Ryan P-59 Fireball
The development of jet fighters began during World War II began, but the United States fell behind early as it worked on fielding propeller-driven aircraft and then building them in great numbers. One of the earliest efforts was the U.S. Navy’s P-59 Fireball, a hybrid propeller-jet fighter that lacked in several areas.
There were still a lot of unknowns about the operation of jet aircraft from fleet carriers and the concept of a mixed powerplant fighter would combine what was known, namely that a conventional radial engine had the performance for a carrier takeoff and a wave-off from landing and that a jet engine could provide a boost for high-speed performance.

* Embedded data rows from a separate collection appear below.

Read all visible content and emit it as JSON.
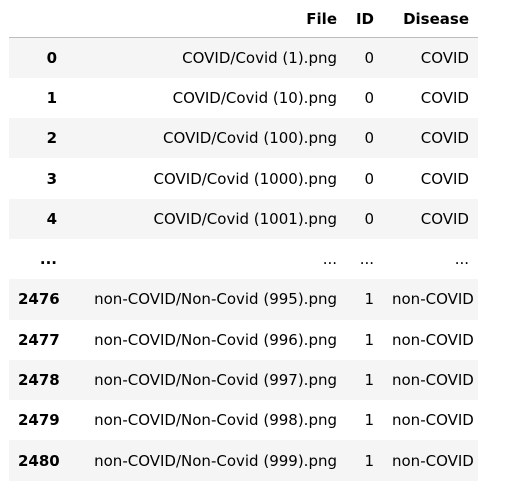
{
  "table": {
    "columns": [
      "",
      "File",
      "ID",
      "Disease"
    ],
    "rows": [
      {
        "index": "0",
        "file": "COVID/Covid (1).png",
        "id": "0",
        "disease": "COVID"
      },
      {
        "index": "1",
        "file": "COVID/Covid (10).png",
        "id": "0",
        "disease": "COVID"
      },
      {
        "index": "2",
        "file": "COVID/Covid (100).png",
        "id": "0",
        "disease": "COVID"
      },
      {
        "index": "3",
        "file": "COVID/Covid (1000).png",
        "id": "0",
        "disease": "COVID"
      },
      {
        "index": "4",
        "file": "COVID/Covid (1001).png",
        "id": "0",
        "disease": "COVID"
      },
      {
        "index": "...",
        "file": "...",
        "id": "...",
        "disease": "..."
      },
      {
        "index": "2476",
        "file": "non-COVID/Non-Covid (995).png",
        "id": "1",
        "disease": "non-COVID"
      },
      {
        "index": "2477",
        "file": "non-COVID/Non-Covid (996).png",
        "id": "1",
        "disease": "non-COVID"
      },
      {
        "index": "2478",
        "file": "non-COVID/Non-Covid (997).png",
        "id": "1",
        "disease": "non-COVID"
      },
      {
        "index": "2479",
        "file": "non-COVID/Non-Covid (998).png",
        "id": "1",
        "disease": "non-COVID"
      },
      {
        "index": "2480",
        "file": "non-COVID/Non-Covid (999).png",
        "id": "1",
        "disease": "non-COVID"
      }
    ]
  }
}
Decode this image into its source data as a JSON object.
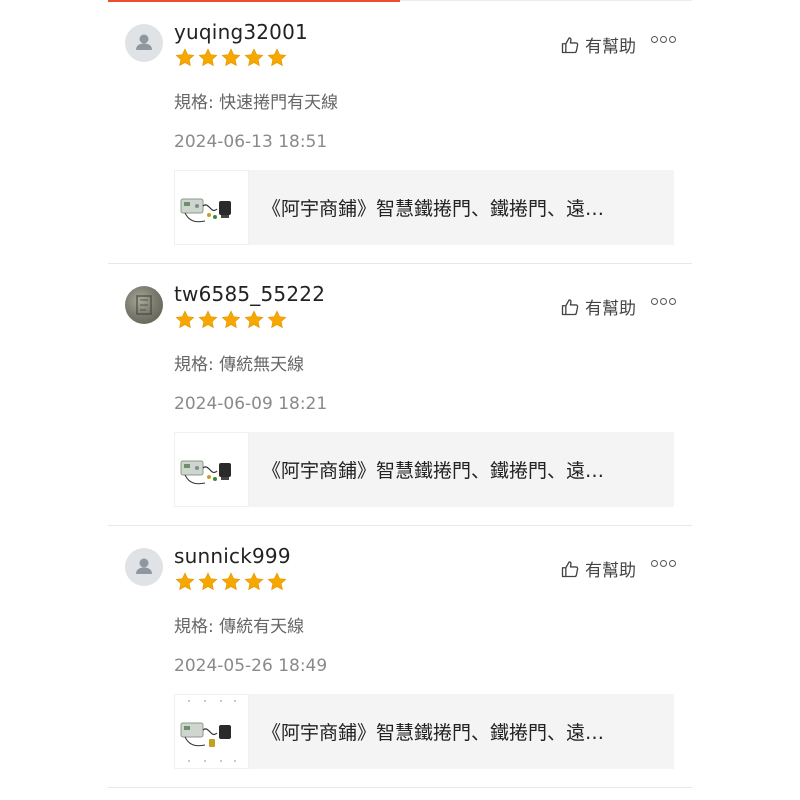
{
  "colors": {
    "accent": "#ee4d2d",
    "star": "#f6a700",
    "divider": "#e8e8e8"
  },
  "helpful_label": "有幫助",
  "reviews": [
    {
      "username": "yuqing32001",
      "rating": 5,
      "variation": "規格: 快速捲門有天線",
      "timestamp": "2024-06-13 18:51",
      "product_title": "《阿宇商鋪》智慧鐵捲門、鐵捲門、遠…",
      "avatar": "default-avatar-icon"
    },
    {
      "username": "tw6585_55222",
      "rating": 5,
      "variation": "規格: 傳統無天線",
      "timestamp": "2024-06-09 18:21",
      "product_title": "《阿宇商鋪》智慧鐵捲門、鐵捲門、遠…",
      "avatar": "photo-avatar"
    },
    {
      "username": "sunnick999",
      "rating": 5,
      "variation": "規格: 傳統有天線",
      "timestamp": "2024-05-26 18:49",
      "product_title": "《阿宇商鋪》智慧鐵捲門、鐵捲門、遠…",
      "avatar": "default-avatar-icon"
    }
  ]
}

The Fireball’s radial engine was a Wright R-1820 Cyclone 9-cylinder radial engine generating 1,425 horsepower. The R-1820 was used on a variety of World War II planes — fighters and bombers — from the Boeing B-17 Flying Fortress to the Douglas SBD Dauntless and Curtiss SB2C Helldiver. The choice of radial engine was a surprise since the standard engine of the Navy fighters of the day was the 2,000 horsepower Pratt & Whitney R-2800 18-cylinder Double Wasp.
As for the jet engine, it was a General Electric I-16 (later redesignated J31) developing approximately 1,600 lbs of thrust.
Early jet engines featured sluggish throttle response so the Navy considered them too dangerous for carrier landings. As such, pilots in Fireballs took off and landed on carriers using their radial engines, making the aircraft pretty conventional for all intents and purposes. It was basically a prop-driven fighter with a jet engine in the rear. That said, one pilot did land a Fireball on the USS Wake Island carrier under jet power after his radial engine failed.
The planes made their debut in 1945 and never saw combat. Not many were made, either — only 66. They were quickly replaced by the next generation of true jet fighters. The Fireball had a poor range and they were also slower than other planes, even when using their jet engines. Still, the Fireball was important to Navy fighter development as the sea service’s first jet-powered aircraft.